Following the 2007-2008 global food crisis international agricultural producers have invested in large tracts of land in developing countries. We investigate how the arrival of market-oriented large-scale farms changes inter-personal trust and reciprocity, which are important components of social capital, in traditional subsistence-oriented villages. We employ a lab-in-the-field experiment and a natural field measure to elicit trust and reciprocal behaviour in villages that lie near large-scale farms and compare them to villages at a distance. Our data reveal greater intra-village trust in villages close to large-scale farms. Reciprocity is higher after employment on large-scale farms. These results are likely to be driven by communal coping and reputation building mechanisms.
About the speaker

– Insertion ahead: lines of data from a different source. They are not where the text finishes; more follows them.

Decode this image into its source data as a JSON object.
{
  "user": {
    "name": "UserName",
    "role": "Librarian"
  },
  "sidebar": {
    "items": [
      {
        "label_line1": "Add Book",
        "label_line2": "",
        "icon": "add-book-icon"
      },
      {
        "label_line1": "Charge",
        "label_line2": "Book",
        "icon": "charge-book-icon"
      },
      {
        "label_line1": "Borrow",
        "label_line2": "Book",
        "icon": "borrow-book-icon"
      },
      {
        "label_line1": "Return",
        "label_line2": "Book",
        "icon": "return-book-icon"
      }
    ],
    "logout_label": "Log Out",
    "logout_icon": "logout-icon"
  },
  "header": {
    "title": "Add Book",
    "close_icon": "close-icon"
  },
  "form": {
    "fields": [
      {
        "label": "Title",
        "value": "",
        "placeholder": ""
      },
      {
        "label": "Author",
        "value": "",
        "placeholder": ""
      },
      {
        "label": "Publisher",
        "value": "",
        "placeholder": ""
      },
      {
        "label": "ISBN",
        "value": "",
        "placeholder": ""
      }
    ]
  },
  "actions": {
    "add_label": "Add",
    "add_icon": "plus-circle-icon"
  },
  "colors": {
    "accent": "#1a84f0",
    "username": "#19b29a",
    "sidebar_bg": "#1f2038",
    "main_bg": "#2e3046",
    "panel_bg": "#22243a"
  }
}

Kacana Sipangule is a Research Fellow at the Kiel Institute for the World Economy and the Director of the Poverty Reduction, Equity, and Growth Network (PEGNet). She holds a PhD in Economics from the University of Goettingen, a MSc. In Economics from the Vrije Universiteit Amsterdam and BA in Development Studies and Economics from the University of Zambia. She has held visiting positions at the United Nations University World Institute for Development Economics (UNU-WIDER) and the Oxford Department for International Development.
Date: 14 February 2019
Time: 12:00 - 13:00